Her heroes include Baz Luhrmann and Tim Burton who inspired her to add creative style to my films and to experiment more whilst two of her design heroes were Eiko Ishioka and Ray Harryhausen so it was heartbreaking that we lost both of them recently. Although she is quite hard on herself, The Opening Night (2010) got Sophie her first festival entry but after finding out she was going to Cannes with Ashes, her thought process was, "there were lots of other filmmakers there, and since it's something I've achieved, it can't be that big an achievement." As a perfectionist and a fighter Sophie doesn’t think she’ll ever feel satisfied with any success but feels that's something she’ll reassess in twenty years' time.
In closing, her favourite films include Lord of the Rings, Moulin Rouge, Titanic, Braveheart - which she says aren't always artistically praised but which are huge accomplishments in themselves and are movies which take you on a big, emotional journey. On the other side, she finds films which paint more delicate, intricate portraits of life - like American Beauty, Black Swan, Blue Valentine and Like Crazy are closer to the type of films Sophie is looking to make in the next few years.

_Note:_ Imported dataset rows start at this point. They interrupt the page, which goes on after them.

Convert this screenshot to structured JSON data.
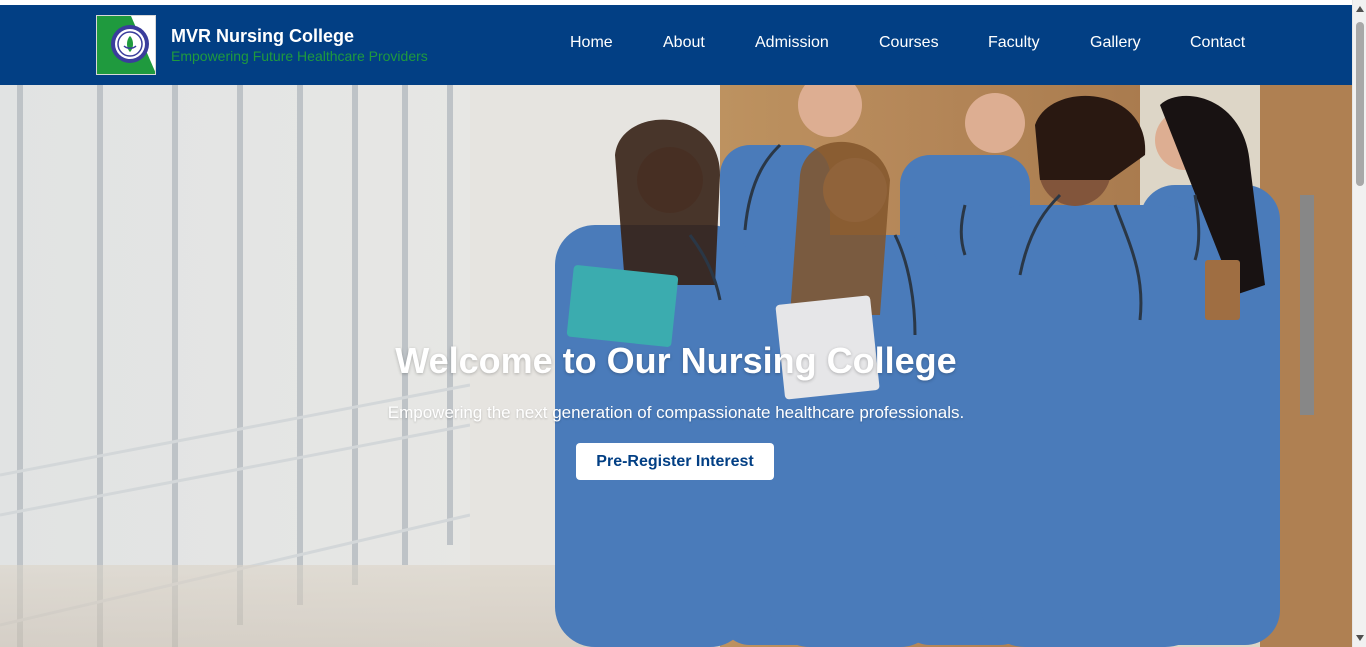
{
  "header": {
    "title": "MVR Nursing College",
    "tagline": "Empowering Future Healthcare Providers",
    "logo_icon": "college-crest-icon"
  },
  "nav": {
    "items": [
      {
        "label": "Home"
      },
      {
        "label": "About"
      },
      {
        "label": "Admission"
      },
      {
        "label": "Courses"
      },
      {
        "label": "Faculty"
      },
      {
        "label": "Gallery"
      },
      {
        "label": "Contact"
      }
    ]
  },
  "hero": {
    "title": "Welcome to Our Nursing College",
    "subtitle": "Empowering the next generation of compassionate healthcare professionals.",
    "cta_label": "Pre-Register Interest"
  },
  "colors": {
    "header_bg": "#023f84",
    "tagline": "#1f9a3e",
    "cta_text": "#023f84",
    "scrubs": "#4f82c4"
  }
}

Not stopping until she has won an Oscar her immediate goals include getting Ashes and Stop/Eject into as many festivals as possible and hopefully earning some awards for those films from the smaller festivals. Working within the industry has helped Sophie appreciate the character-driven pieces of UK films such as The King's Speech and Richard Curtis' movies and feels these have been well received because the rest of the world likes to see Britain as a place of quirky little characters. Sophie advises aspiring filmmakers to begin with whatever is at hand as “we now have cameras at our disposal all the time, even on our phones, so there's no excuse not to start experimenting and developing filmmaking skills. But, at the same time, accept the limitations of this technology and always be ready to move on to better technology as soon as you can so you don't get stuck in the past”.
She also suggests surrounding yourself with people who have more experience than you and don’t forget to listen to them. Sophie explains, “It's all very well and good to have a style and to want to develop it but don't be stubborn to your style straight away. Work for other people and learn the basics first and your own personal style will be better for it because when it comes the time to use that style you will know how to use it in a productive and lucrative way”. Finally Sophie thinks all crew should be loyal to their team and people should not forget to build a team using people who share the same attitude and vision (“which makes them easier to love!”) and they will be loyal to you too.
Follow Sophie on Twitter @SophieBlack Film and at her website http://www.triskellepictures.co.uk
Photo of Sophie Black credit to Rei Bennett